++++ Data records ++++

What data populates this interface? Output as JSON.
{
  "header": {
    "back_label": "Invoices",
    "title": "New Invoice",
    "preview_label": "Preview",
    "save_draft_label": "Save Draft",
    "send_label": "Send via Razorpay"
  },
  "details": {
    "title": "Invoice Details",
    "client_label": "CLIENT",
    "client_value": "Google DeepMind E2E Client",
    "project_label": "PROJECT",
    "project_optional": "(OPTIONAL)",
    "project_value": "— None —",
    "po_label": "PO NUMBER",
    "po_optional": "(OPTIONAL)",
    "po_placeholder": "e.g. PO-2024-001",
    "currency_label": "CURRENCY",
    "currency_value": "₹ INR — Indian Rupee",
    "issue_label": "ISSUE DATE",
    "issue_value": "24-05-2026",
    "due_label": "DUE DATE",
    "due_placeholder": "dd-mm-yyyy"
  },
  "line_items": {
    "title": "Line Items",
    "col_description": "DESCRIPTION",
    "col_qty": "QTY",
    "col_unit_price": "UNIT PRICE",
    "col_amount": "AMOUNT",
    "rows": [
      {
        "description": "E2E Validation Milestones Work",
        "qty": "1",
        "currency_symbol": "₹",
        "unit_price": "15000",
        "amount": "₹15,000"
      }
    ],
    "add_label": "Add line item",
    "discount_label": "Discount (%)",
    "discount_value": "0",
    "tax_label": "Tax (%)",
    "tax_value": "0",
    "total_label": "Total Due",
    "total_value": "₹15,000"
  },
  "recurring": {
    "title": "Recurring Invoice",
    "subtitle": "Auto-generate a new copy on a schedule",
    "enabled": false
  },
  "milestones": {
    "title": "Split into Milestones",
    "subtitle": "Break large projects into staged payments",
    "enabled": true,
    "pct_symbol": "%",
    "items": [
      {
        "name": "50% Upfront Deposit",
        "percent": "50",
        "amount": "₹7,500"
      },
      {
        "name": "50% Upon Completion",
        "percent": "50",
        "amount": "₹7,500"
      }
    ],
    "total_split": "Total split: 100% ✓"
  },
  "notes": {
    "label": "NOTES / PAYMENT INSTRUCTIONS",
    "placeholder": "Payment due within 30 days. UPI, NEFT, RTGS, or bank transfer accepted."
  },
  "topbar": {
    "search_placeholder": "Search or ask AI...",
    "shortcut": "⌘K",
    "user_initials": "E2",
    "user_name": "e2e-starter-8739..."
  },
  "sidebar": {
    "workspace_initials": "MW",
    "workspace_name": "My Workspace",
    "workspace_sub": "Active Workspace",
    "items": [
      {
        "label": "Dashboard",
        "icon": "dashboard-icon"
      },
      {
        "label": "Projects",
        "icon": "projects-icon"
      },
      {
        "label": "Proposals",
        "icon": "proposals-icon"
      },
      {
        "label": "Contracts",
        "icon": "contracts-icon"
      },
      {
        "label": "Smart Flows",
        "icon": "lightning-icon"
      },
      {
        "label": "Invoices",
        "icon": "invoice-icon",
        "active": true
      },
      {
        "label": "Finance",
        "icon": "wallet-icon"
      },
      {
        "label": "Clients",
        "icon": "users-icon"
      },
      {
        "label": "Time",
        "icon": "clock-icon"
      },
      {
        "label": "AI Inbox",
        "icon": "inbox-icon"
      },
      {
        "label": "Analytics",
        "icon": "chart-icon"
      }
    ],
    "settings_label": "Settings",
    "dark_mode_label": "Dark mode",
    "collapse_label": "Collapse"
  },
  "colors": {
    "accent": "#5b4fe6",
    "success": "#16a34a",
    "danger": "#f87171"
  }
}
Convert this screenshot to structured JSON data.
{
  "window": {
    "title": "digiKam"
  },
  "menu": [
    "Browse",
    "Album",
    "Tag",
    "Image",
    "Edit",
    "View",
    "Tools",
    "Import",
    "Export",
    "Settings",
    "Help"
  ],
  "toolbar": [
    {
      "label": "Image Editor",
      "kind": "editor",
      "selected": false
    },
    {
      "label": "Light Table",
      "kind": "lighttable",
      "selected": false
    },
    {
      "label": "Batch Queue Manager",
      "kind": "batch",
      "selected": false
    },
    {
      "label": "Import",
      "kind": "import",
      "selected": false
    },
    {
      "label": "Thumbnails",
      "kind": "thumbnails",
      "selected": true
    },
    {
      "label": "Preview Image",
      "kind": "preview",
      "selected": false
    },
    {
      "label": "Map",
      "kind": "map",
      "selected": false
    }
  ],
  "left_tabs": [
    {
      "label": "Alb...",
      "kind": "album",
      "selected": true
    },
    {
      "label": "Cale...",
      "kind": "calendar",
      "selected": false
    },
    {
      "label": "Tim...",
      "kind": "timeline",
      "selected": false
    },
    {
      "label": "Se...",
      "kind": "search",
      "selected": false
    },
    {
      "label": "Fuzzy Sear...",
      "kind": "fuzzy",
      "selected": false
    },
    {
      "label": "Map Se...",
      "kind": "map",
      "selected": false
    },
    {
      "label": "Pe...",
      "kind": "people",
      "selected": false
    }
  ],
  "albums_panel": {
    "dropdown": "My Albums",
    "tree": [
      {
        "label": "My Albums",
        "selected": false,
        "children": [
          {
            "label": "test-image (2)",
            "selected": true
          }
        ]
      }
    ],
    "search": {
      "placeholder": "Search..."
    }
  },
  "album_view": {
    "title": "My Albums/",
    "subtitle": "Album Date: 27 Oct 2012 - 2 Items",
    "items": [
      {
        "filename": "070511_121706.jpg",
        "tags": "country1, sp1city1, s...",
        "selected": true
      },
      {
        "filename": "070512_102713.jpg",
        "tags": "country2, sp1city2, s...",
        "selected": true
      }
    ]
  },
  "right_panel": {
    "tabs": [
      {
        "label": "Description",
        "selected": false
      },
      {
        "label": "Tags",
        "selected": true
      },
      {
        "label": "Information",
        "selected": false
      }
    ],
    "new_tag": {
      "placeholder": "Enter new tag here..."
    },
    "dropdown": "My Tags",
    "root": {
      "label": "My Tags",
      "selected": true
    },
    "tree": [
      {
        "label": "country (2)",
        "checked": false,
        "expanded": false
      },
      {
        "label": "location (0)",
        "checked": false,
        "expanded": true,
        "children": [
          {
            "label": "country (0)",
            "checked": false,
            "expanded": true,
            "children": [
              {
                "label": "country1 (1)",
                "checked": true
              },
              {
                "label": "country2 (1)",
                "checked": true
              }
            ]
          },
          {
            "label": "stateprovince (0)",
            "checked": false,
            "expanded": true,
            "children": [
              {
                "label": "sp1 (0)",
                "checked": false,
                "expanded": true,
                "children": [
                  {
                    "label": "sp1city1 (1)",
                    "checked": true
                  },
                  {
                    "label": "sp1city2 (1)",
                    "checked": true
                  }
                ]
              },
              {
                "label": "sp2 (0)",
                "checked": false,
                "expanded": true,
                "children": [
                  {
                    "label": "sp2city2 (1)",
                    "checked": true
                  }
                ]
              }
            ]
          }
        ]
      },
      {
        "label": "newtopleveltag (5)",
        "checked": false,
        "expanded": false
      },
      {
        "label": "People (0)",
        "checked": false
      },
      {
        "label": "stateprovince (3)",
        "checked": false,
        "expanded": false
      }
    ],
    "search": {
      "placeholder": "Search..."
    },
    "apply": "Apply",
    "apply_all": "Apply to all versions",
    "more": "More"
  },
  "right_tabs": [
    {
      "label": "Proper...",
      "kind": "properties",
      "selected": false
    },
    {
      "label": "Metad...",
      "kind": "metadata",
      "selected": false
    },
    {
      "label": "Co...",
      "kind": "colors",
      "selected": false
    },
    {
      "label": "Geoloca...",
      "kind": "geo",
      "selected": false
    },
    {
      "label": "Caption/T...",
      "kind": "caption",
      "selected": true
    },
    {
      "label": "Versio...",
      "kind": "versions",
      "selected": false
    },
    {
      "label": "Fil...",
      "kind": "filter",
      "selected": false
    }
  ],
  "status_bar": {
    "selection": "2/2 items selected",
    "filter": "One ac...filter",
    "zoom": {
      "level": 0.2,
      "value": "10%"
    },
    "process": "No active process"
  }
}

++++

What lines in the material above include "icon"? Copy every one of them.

Answer for the task:
        "icon": "dashboard-icon"
        "icon": "projects-icon"
        "icon": "proposals-icon"
        "icon": "contracts-icon"
        "icon": "lightning-icon"
        "icon": "invoice-icon",
        "icon": "wallet-icon"
        "icon": "users-icon"
        "icon": "clock-icon"
        "icon": "inbox-icon"
        "icon": "chart-icon"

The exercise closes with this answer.